Photostitch Panorama

Unlike some competitors in the mirrorless large-sensor bracket of the market the Canon G1 X does not come with a fully automated panorama feature. Both the Samsung NX200 and the Sony NEX series offer panorama modes that let you sweep the camera sideways across a scene and generate a fully stitched panorama as the end result. These panoramas are taken at a lower vertical resolution than single frame images but the quality is good enough (especially on the Sonys) for web-use. Most of all these systems are quick and convenient, eliminating the need for stitchgin in post-production.

The G1 X however comes with the same Stitch-Assist scene mode that we've seen on many generations of Canon compact cameras. The mode allows you to line-up the single frames you take to create a panorama but the actual stitching has to be done on your computer, using the provided Photostitch software. Unfortunately the quality of the end result is far from perfect. In the sample below you can see that out of 4 images taken with the G1 X's Stitch Assist mode Photostitch created a panorama with a bent horizon, visible 'seams' and some stitching errors. For comparison we used the same images to create a panorama in Adobe Photoshop CS5's Photomerge feature and the result is visibly better.

In the 'About' section of Photostitch you can see that software has been around since 1996 and judging by the distinct 'Windows 3.1 look-and-feel' of the interface hasn't changed too much since then (although the most recent update dates from 2008). The software clearly needs a refresh but, ideally we'd like to see a panorama function in-camera.

The Photostitch interface is very simple. You open your images and a press of the button starts the merging process. There are very few parameters available to play with.
Panorama created with Canon Photostitch 3.1
Panorama created with Adobe Photoshop CS5's Photomerge feature

HDR, iContrast and Shadow Correct

The G1 X comes with three different features to help enhance the dynamic range of a scene - iContrast, Shadow Correct and the HDR scene mode. The former two are accessed via the Func-menu, the latter is located within the image effects, which you can get to via the mode dial.

We've seen the iContrast featyre on other Canon compact cameras before and works in similar way to the Highlight Tone Priority (HTP) mode on Canon DSLRs. More highlight detail in the images is achieved by amplifying the sensor's output by one stop (200% DR) or two stops (400% DR ) less than usual, meaning highlight detail is less likely to be discarded.
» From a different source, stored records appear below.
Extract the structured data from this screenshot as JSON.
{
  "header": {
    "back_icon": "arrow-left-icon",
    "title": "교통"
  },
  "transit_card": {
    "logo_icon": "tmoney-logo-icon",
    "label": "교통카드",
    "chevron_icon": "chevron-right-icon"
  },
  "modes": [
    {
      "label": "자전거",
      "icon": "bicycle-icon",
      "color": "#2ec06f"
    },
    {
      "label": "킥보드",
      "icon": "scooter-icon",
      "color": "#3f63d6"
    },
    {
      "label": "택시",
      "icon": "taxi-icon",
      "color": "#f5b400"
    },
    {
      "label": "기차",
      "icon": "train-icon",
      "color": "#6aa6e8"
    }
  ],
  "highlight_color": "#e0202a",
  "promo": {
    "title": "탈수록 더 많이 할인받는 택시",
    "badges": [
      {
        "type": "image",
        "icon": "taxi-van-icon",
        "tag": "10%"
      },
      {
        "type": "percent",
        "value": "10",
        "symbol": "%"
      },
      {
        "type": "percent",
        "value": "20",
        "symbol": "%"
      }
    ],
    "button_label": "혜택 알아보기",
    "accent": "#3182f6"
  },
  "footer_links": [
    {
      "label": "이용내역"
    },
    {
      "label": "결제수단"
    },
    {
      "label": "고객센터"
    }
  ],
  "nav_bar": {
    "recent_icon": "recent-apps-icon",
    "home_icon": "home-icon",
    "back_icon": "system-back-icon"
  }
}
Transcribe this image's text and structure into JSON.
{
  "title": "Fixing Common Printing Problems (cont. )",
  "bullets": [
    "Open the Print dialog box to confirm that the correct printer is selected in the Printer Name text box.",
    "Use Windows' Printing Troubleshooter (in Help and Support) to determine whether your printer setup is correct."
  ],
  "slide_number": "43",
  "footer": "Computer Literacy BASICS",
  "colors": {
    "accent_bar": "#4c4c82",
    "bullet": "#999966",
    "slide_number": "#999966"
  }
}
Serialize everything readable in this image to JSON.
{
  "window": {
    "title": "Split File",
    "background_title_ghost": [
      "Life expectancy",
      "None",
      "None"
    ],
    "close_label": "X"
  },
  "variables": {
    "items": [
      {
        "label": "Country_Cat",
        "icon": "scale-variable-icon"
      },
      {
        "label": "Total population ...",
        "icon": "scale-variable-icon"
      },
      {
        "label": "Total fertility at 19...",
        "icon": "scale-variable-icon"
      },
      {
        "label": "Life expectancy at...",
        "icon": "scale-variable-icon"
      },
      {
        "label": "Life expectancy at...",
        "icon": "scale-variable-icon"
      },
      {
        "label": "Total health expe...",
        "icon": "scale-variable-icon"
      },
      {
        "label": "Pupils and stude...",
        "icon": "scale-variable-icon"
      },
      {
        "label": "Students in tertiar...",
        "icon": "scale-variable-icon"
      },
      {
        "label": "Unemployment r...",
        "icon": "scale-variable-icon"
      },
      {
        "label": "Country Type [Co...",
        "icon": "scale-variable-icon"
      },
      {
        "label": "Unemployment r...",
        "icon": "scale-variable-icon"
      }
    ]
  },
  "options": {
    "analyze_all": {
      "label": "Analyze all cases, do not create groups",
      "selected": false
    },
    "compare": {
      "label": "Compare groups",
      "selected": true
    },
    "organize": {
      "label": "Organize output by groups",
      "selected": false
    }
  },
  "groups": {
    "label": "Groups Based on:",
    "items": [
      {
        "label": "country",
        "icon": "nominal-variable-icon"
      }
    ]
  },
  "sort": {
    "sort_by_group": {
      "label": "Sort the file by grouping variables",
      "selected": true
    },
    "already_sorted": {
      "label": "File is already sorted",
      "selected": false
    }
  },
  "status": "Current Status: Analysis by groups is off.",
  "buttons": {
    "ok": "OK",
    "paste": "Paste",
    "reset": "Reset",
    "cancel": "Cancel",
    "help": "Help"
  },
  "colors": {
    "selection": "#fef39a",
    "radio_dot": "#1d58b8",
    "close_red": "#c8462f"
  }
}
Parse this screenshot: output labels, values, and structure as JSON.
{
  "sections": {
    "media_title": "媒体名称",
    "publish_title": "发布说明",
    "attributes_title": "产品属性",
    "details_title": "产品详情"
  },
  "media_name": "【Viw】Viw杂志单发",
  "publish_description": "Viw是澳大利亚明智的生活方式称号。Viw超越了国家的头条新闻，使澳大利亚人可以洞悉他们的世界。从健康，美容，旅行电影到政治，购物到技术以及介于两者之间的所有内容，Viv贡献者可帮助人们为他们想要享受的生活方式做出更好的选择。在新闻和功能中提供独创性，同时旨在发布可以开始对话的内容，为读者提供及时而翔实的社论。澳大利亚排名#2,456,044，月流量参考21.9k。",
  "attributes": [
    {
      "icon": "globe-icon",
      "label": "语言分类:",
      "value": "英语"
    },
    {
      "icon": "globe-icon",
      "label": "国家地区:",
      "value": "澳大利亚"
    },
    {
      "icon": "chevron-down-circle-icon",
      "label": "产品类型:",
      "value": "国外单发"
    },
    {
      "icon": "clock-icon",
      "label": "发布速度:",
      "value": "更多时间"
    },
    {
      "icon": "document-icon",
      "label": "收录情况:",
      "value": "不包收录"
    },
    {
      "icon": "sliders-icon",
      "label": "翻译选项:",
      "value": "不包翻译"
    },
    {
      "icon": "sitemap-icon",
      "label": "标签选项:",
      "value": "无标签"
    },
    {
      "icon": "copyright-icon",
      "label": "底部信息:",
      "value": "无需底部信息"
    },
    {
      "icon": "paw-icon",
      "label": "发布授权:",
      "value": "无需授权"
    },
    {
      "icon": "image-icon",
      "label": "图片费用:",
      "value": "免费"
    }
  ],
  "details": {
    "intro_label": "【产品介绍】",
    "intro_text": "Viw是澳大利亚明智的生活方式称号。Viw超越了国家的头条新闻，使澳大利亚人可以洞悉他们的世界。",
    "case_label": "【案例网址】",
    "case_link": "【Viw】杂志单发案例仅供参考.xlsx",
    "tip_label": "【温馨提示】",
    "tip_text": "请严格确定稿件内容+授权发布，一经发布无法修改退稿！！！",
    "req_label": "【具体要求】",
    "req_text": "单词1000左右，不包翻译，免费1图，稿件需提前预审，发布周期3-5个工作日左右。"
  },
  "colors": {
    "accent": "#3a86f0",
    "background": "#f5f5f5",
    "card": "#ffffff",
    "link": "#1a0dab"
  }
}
As a result iContrast ISO 200 (400) is, at the raw level, the same as conventional ISO 100 underexposed by one (two) stop(s). A modified tone curve then ensures you still get the correct image brightness, and any properly compatible raw converter should reflect this and be able to render the additional highlight detail.

The downside of this is that using a lower chunk of the sensor's response leaves more space to capture highlight information, but means shadow detail is recorded using the noisier bottom end of that output. Thus, when these tones are pulled up to the correct brightness, they tend to bring a bit more noise with them. This is visible in the shadow on the red boat and on the green boat to the left in the series of sample images below.


iContrast 200%

iContrast 400%

400% + Shadow Correct

Shadow Correct


Shadow Correct works much like the Auto Lighting Optimizer on Canon DSLRs. It is supposed to detect dark areas in an image and slightly lift them in order to increase shadow detail. There is an 'Off' and an 'Auto' setting for the feature and it cannot be used when shooting raw. The effect is clearly visible in the shadow areas of the frame which are brighter but again you pay for this with slightly increased shadow noise.

In HDR mode the camera takes three shots in quick succession at different shutter speeds and then combines the single frames to an HDR image. Canon recommends the use of a tripod to avoid camera shake but even when using a tripod you'll get some ghosting effects if you have moving subjects in your image. Overall the effect is fairly subtle with only small gains in highlight and shadow range but the end result can, depending on the scene, be quite attractive and vibrant.

Electronic 'first curtain' shutter

It's clear that Canon has implemented much the same electronic 'first curtain shutter' in the G1 X as is used by its EOS SLRs in Live View mode (although the G1 X uses an in-lens, rather than focal plane shutter). In other words, when you press the shutter button the exposure is started electronically, as opposed to closing the shutter, resetting the sensor then opening the shutter again. The physical shutter is only used to end the exposure.

This means that shutter lag (once the camera has been focused) is minimal, and makes the G1 X exceptionally quiet in operation (as long as you turn off all of the synthesised operational noises). Indeed it's almost too quiet - there's almost no feedback when you take a shot.